*** SUPPLIED ENTRIES ***
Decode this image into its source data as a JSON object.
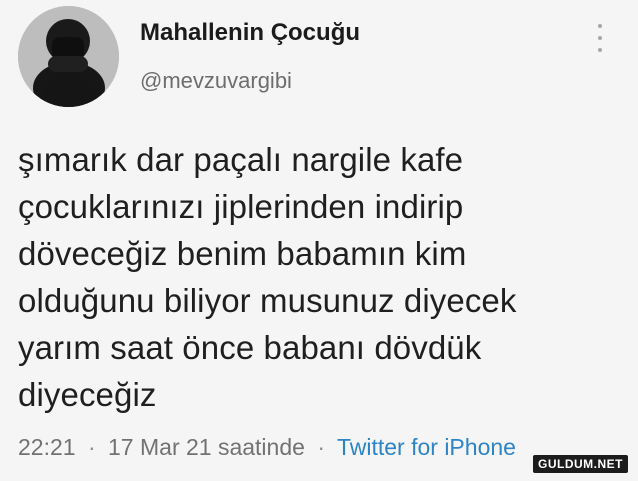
{
  "author": {
    "display_name": "Mahallenin Çocuğu",
    "handle": "@mevzuvargibi"
  },
  "tweet": {
    "lines": [
      "şımarık dar paçalı nargile kafe",
      "çocuklarınızı jiplerinden indirip",
      "döveceğiz benim babamın kim",
      "olduğunu biliyor musunuz diyecek",
      "yarım saat önce babanı dövdük",
      "diyeceğiz"
    ]
  },
  "meta": {
    "time": "22:21",
    "separator": "·",
    "date": "17 Mar 21 saatinde",
    "source": "Twitter for iPhone"
  },
  "watermark": {
    "text": "GULDUM.NET"
  },
  "icons": {
    "more": "more-vertical-icon",
    "avatar": "avatar-image"
  },
  "colors": {
    "background": "#f5f5f5",
    "text": "#1f1f1f",
    "muted": "#727272",
    "link": "#2d85c6"
  }
}
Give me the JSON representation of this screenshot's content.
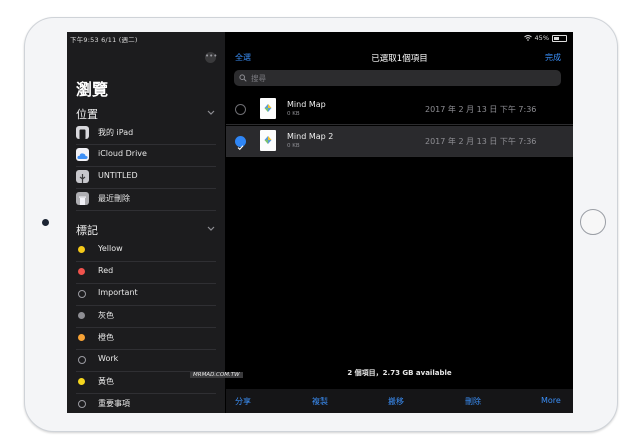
{
  "status_bar": {
    "time_date": "下午9:53  6/11 (週二)",
    "battery": "45%"
  },
  "sidebar": {
    "title": "瀏覽",
    "locations_header": "位置",
    "locations": [
      {
        "label": "我的 iPad",
        "icon": "ipad-icon"
      },
      {
        "label": "iCloud Drive",
        "icon": "icloud-icon"
      },
      {
        "label": "UNTITLED",
        "icon": "usb-drive-icon"
      },
      {
        "label": "最近刪除",
        "icon": "trash-icon"
      }
    ],
    "tags_header": "標記",
    "tags": [
      {
        "label": "Yellow",
        "color": "#f5c919"
      },
      {
        "label": "Red",
        "color": "#f0524c"
      },
      {
        "label": "Important",
        "color": ""
      },
      {
        "label": "灰色",
        "color": "#8e8e93"
      },
      {
        "label": "橙色",
        "color": "#f7a235"
      },
      {
        "label": "Work",
        "color": ""
      },
      {
        "label": "黃色",
        "color": "#f5d61e"
      },
      {
        "label": "重要事項",
        "color": ""
      }
    ]
  },
  "nav": {
    "select_all": "全選",
    "title": "已選取1個項目",
    "done": "完成"
  },
  "search": {
    "placeholder": "搜尋"
  },
  "files": [
    {
      "name": "Mind Map",
      "size": "0 KB",
      "date": "2017 年 2 月 13 日 下午 7:36",
      "selected": false
    },
    {
      "name": "Mind Map 2",
      "size": "0 KB",
      "date": "2017 年 2 月 13 日 下午 7:36",
      "selected": true
    }
  ],
  "footer": {
    "info": "2 個項目，2.73 GB available"
  },
  "toolbar": {
    "share": "分享",
    "copy": "複製",
    "move": "搬移",
    "delete": "刪除",
    "more": "More"
  },
  "watermark": "MRMAD.COM.TW",
  "colors": {
    "accent": "#3a8ef6",
    "selected_check": "#2f86f6"
  }
}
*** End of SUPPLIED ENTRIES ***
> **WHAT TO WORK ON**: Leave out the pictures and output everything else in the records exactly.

> **EXERCISE RESPONSE**:
Decode this image into its source data as a JSON object.
{
  "author": {
    "display_name": "Mahallenin Çocuğu",
    "handle": "@mevzuvargibi"
  },
  "tweet": {
    "lines": [
      "şımarık dar paçalı nargile kafe",
      "çocuklarınızı jiplerinden indirip",
      "döveceğiz benim babamın kim",
      "olduğunu biliyor musunuz diyecek",
      "yarım saat önce babanı dövdük",
      "diyeceğiz"
    ]
  },
  "meta": {
    "time": "22:21",
    "separator": "·",
    "date": "17 Mar 21 saatinde",
    "source": "Twitter for iPhone"
  },
  "watermark": {
    "text": "GULDUM.NET"
  },
  "icons": {
    "more": "more-vertical-icon",
    "avatar": "avatar-image"
  },
  "colors": {
    "background": "#f5f5f5",
    "text": "#1f1f1f",
    "muted": "#727272",
    "link": "#2d85c6"
  }
}
Give me the JSON representation of this screenshot's content.
{
  "status_bar": {
    "time_date": "下午9:53  6/11 (週二)",
    "battery": "45%"
  },
  "sidebar": {
    "title": "瀏覽",
    "locations_header": "位置",
    "locations": [
      {
        "label": "我的 iPad",
        "icon": "ipad-icon"
      },
      {
        "label": "iCloud Drive",
        "icon": "icloud-icon"
      },
      {
        "label": "UNTITLED",
        "icon": "usb-drive-icon"
      },
      {
        "label": "最近刪除",
        "icon": "trash-icon"
      }
    ],
    "tags_header": "標記",
    "tags": [
      {
        "label": "Yellow",
        "color": "#f5c919"
      },
      {
        "label": "Red",
        "color": "#f0524c"
      },
      {
        "label": "Important",
        "color": ""
      },
      {
        "label": "灰色",
        "color": "#8e8e93"
      },
      {
        "label": "橙色",
        "color": "#f7a235"
      },
      {
        "label": "Work",
        "color": ""
      },
      {
        "label": "黃色",
        "color": "#f5d61e"
      },
      {
        "label": "重要事項",
        "color": ""
      }
    ]
  },
  "nav": {
    "select_all": "全選",
    "title": "已選取1個項目",
    "done": "完成"
  },
  "search": {
    "placeholder": "搜尋"
  },
  "files": [
    {
      "name": "Mind Map",
      "size": "0 KB",
      "date": "2017 年 2 月 13 日 下午 7:36",
      "selected": false
    },
    {
      "name": "Mind Map 2",
      "size": "0 KB",
      "date": "2017 年 2 月 13 日 下午 7:36",
      "selected": true
    }
  ],
  "footer": {
    "info": "2 個項目，2.73 GB available"
  },
  "toolbar": {
    "share": "分享",
    "copy": "複製",
    "move": "搬移",
    "delete": "刪除",
    "more": "More"
  },
  "watermark": "MRMAD.COM.TW",
  "colors": {
    "accent": "#3a8ef6",
    "selected_check": "#2f86f6"
  }
}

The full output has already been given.